» **Exercise details**
Take each line of the material that includes "stock" and copy it.

» **Input for this task**

---

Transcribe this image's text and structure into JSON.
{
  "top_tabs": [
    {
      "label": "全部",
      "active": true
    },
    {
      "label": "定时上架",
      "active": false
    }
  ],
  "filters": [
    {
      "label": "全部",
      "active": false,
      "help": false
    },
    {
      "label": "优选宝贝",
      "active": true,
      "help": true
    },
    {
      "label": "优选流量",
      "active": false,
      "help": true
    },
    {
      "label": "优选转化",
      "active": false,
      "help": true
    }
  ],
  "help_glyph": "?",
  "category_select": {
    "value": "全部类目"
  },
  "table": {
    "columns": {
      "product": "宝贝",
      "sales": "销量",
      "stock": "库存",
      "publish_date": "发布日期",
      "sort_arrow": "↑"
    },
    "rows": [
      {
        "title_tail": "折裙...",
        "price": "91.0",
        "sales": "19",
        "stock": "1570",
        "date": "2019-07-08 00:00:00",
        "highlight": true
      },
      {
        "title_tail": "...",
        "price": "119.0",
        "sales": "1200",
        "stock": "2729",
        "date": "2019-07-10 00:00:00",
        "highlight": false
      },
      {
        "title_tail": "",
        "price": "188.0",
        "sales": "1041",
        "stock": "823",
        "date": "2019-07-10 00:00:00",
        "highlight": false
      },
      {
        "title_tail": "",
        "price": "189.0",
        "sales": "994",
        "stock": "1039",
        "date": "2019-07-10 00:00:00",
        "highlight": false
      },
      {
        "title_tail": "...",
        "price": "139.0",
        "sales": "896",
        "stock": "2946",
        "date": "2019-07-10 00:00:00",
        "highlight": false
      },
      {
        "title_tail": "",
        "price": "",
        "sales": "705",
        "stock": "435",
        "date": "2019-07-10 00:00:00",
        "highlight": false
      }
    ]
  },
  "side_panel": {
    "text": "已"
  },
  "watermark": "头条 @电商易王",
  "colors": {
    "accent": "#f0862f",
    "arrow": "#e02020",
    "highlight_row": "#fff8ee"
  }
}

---

» **Task answer**
      "stock": "库存",
        "stock": "1570",
        "stock": "2729",
        "stock": "823",
        "stock": "1039",
        "stock": "2946",
        "stock": "435",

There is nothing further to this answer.